GIVEN ENTRIES:
----------------------------------------
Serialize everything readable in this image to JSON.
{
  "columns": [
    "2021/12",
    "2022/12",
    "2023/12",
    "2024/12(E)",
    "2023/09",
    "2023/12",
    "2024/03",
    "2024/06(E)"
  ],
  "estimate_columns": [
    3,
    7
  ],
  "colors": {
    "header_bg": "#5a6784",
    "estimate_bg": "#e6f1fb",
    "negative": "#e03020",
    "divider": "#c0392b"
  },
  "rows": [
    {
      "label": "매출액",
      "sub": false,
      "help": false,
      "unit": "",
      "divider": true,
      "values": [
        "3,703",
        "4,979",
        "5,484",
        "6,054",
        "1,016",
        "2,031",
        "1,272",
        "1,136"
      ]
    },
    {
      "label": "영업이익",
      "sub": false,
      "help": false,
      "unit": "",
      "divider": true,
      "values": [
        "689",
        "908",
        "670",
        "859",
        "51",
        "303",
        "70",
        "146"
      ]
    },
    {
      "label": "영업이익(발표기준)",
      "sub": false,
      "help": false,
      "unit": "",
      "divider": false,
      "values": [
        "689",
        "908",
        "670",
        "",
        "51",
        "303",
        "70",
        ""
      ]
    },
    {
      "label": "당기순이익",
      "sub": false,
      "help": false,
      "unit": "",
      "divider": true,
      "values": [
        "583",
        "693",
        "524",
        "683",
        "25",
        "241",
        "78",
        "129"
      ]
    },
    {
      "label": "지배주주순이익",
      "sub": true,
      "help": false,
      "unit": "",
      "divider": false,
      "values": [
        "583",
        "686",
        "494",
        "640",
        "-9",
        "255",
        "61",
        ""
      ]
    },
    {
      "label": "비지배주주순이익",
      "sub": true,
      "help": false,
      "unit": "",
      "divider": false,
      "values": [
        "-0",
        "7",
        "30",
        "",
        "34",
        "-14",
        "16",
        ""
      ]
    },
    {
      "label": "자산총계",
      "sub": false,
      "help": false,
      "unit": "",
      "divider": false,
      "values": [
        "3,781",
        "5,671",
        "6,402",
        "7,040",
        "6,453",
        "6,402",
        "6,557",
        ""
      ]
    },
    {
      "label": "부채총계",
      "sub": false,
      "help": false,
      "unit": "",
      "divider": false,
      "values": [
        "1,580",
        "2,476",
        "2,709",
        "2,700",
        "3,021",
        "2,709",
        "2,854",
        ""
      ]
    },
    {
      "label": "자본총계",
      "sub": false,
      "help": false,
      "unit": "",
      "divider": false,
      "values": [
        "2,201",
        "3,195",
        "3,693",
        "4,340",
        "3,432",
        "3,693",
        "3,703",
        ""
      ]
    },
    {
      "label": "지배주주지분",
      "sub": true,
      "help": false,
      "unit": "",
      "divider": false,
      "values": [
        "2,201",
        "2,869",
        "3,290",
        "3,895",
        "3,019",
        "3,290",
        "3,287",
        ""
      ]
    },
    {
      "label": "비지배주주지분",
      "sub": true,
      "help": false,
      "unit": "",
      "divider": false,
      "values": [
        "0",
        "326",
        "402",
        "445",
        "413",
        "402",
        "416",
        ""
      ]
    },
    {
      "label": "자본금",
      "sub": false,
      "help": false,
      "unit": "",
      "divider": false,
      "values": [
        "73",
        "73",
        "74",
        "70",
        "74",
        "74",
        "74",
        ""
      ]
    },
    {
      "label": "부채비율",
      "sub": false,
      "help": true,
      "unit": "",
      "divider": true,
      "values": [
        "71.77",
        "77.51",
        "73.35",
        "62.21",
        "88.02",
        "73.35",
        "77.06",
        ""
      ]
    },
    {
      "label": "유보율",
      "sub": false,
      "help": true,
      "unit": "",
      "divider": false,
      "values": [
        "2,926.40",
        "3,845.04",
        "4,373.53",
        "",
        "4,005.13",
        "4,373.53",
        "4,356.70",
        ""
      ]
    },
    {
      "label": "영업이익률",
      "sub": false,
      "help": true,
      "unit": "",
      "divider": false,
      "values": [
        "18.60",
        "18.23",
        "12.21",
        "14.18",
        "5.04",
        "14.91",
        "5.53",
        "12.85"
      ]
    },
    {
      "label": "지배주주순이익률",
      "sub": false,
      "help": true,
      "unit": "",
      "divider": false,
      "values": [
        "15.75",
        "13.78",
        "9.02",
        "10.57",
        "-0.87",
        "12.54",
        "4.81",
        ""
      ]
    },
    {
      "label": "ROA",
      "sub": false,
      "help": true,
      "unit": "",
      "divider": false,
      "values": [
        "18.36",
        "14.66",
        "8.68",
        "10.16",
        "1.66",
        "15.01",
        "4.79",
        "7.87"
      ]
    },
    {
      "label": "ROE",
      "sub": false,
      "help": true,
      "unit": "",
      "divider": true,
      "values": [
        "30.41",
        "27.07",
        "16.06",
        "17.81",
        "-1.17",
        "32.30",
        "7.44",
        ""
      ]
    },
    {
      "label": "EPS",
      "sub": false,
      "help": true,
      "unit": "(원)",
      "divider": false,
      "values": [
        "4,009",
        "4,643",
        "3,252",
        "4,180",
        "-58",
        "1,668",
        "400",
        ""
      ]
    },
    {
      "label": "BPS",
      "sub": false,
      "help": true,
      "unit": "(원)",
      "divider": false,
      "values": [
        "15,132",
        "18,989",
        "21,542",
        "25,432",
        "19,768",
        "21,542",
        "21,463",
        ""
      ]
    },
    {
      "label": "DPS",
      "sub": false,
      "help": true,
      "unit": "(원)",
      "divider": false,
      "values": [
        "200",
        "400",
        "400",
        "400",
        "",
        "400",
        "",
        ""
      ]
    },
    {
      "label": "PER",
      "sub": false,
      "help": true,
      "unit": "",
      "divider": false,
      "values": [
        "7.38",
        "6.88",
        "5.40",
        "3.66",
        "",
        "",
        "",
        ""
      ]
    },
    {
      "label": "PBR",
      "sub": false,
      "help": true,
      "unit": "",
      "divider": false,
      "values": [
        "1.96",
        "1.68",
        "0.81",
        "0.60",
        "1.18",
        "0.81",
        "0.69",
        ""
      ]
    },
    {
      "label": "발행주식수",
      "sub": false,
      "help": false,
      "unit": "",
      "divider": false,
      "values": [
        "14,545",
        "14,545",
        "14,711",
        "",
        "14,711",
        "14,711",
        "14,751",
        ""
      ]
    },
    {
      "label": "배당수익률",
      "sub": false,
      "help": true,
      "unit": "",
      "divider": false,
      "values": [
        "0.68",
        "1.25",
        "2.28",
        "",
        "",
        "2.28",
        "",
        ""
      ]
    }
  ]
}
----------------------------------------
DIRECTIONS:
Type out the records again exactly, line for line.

RESPONSE TO THE EXERCISE:
Serialize everything readable in this image to JSON.
{
  "columns": [
    "2021/12",
    "2022/12",
    "2023/12",
    "2024/12(E)",
    "2023/09",
    "2023/12",
    "2024/03",
    "2024/06(E)"
  ],
  "estimate_columns": [
    3,
    7
  ],
  "colors": {
    "header_bg": "#5a6784",
    "estimate_bg": "#e6f1fb",
    "negative": "#e03020",
    "divider": "#c0392b"
  },
  "rows": [
    {
      "label": "매출액",
      "sub": false,
      "help": false,
      "unit": "",
      "divider": true,
      "values": [
        "3,703",
        "4,979",
        "5,484",
        "6,054",
        "1,016",
        "2,031",
        "1,272",
        "1,136"
      ]
    },
    {
      "label": "영업이익",
      "sub": false,
      "help": false,
      "unit": "",
      "divider": true,
      "values": [
        "689",
        "908",
        "670",
        "859",
        "51",
        "303",
        "70",
        "146"
      ]
    },
    {
      "label": "영업이익(발표기준)",
      "sub": false,
      "help": false,
      "unit": "",
      "divider": false,
      "values": [
        "689",
        "908",
        "670",
        "",
        "51",
        "303",
        "70",
        ""
      ]
    },
    {
      "label": "당기순이익",
      "sub": false,
      "help": false,
      "unit": "",
      "divider": true,
      "values": [
        "583",
        "693",
        "524",
        "683",
        "25",
        "241",
        "78",
        "129"
      ]
    },
    {
      "label": "지배주주순이익",
      "sub": true,
      "help": false,
      "unit": "",
      "divider": false,
      "values": [
        "583",
        "686",
        "494",
        "640",
        "-9",
        "255",
        "61",
        ""
      ]
    },
    {
      "label": "비지배주주순이익",
      "sub": true,
      "help": false,
      "unit": "",
      "divider": false,
      "values": [
        "-0",
        "7",
        "30",
        "",
        "34",
        "-14",
        "16",
        ""
      ]
    },
    {
      "label": "자산총계",
      "sub": false,
      "help": false,
      "unit": "",
      "divider": false,
      "values": [
        "3,781",
        "5,671",
        "6,402",
        "7,040",
        "6,453",
        "6,402",
        "6,557",
        ""
      ]
    },
    {
      "label": "부채총계",
      "sub": false,
      "help": false,
      "unit": "",
      "divider": false,
      "values": [
        "1,580",
        "2,476",
        "2,709",
        "2,700",
        "3,021",
        "2,709",
        "2,854",
        ""
      ]
    },
    {
      "label": "자본총계",
      "sub": false,
      "help": false,
      "unit": "",
      "divider": false,
      "values": [
        "2,201",
        "3,195",
        "3,693",
        "4,340",
        "3,432",
        "3,693",
        "3,703",
        ""
      ]
    },
    {
      "label": "지배주주지분",
      "sub": true,
      "help": false,
      "unit": "",
      "divider": false,
      "values": [
        "2,201",
        "2,869",
        "3,290",
        "3,895",
        "3,019",
        "3,290",
        "3,287",
        ""
      ]
    },
    {
      "label": "비지배주주지분",
      "sub": true,
      "help": false,
      "unit": "",
      "divider": false,
      "values": [
        "0",
        "326",
        "402",
        "445",
        "413",
        "402",
        "416",
        ""
      ]
    },
    {
      "label": "자본금",
      "sub": false,
      "help": false,
      "unit": "",
      "divider": false,
      "values": [
        "73",
        "73",
        "74",
        "70",
        "74",
        "74",
        "74",
        ""
      ]
    },
    {
      "label": "부채비율",
      "sub": false,
      "help": true,
      "unit": "",
      "divider": true,
      "values": [
        "71.77",
        "77.51",
        "73.35",
        "62.21",
        "88.02",
        "73.35",
        "77.06",
        ""
      ]
    },
    {
      "label": "유보율",
      "sub": false,
      "help": true,
      "unit": "",
      "divider": false,
      "values": [
        "2,926.40",
        "3,845.04",
        "4,373.53",
        "",
        "4,005.13",
        "4,373.53",
        "4,356.70",
        ""
      ]
    },
    {
      "label": "영업이익률",
      "sub": false,
      "help": true,
      "unit": "",
      "divider": false,
      "values": [
        "18.60",
        "18.23",
        "12.21",
        "14.18",
        "5.04",
        "14.91",
        "5.53",
        "12.85"
      ]
    },
    {
      "label": "지배주주순이익률",
      "sub": false,
      "help": true,
      "unit": "",
      "divider": false,
      "values": [
        "15.75",
        "13.78",
        "9.02",
        "10.57",
        "-0.87",
        "12.54",
        "4.81",
        ""
      ]
    },
    {
      "label": "ROA",
      "sub": false,
      "help": true,
      "unit": "",
      "divider": false,
      "values": [
        "18.36",
        "14.66",
        "8.68",
        "10.16",
        "1.66",
        "15.01",
        "4.79",
        "7.87"
      ]
    },
    {
      "label": "ROE",
      "sub": false,
      "help": true,
      "unit": "",
      "divider": true,
      "values": [
        "30.41",
        "27.07",
        "16.06",
        "17.81",
        "-1.17",
        "32.30",
        "7.44",
        ""
      ]
    },
    {
      "label": "EPS",
      "sub": false,
      "help": true,
      "unit": "(원)",
      "divider": false,
      "values": [
        "4,009",
        "4,643",
        "3,252",
        "4,180",
        "-58",
        "1,668",
        "400",
        ""
      ]
    },
    {
      "label": "BPS",
      "sub": false,
      "help": true,
      "unit": "(원)",
      "divider": false,
      "values": [
        "15,132",
        "18,989",
        "21,542",
        "25,432",
        "19,768",
        "21,542",
        "21,463",
        ""
      ]
    },
    {
      "label": "DPS",
      "sub": false,
      "help": true,
      "unit": "(원)",
      "divider": false,
      "values": [
        "200",
        "400",
        "400",
        "400",
        "",
        "400",
        "",
        ""
      ]
    },
    {
      "label": "PER",
      "sub": false,
      "help": true,
      "unit": "",
      "divider": false,
      "values": [
        "7.38",
        "6.88",
        "5.40",
        "3.66",
        "",
        "",
        "",
        ""
      ]
    },
    {
      "label": "PBR",
      "sub": false,
      "help": true,
      "unit": "",
      "divider": false,
      "values": [
        "1.96",
        "1.68",
        "0.81",
        "0.60",
        "1.18",
        "0.81",
        "0.69",
        ""
      ]
    },
    {
      "label": "발행주식수",
      "sub": false,
      "help": false,
      "unit": "",
      "divider": false,
      "values": [
        "14,545",
        "14,545",
        "14,711",
        "",
        "14,711",
        "14,711",
        "14,751",
        ""
      ]
    },
    {
      "label": "배당수익률",
      "sub": false,
      "help": true,
      "unit": "",
      "divider": false,
      "values": [
        "0.68",
        "1.25",
        "2.28",
        "",
        "",
        "2.28",
        "",
        ""
      ]
    }
  ]
}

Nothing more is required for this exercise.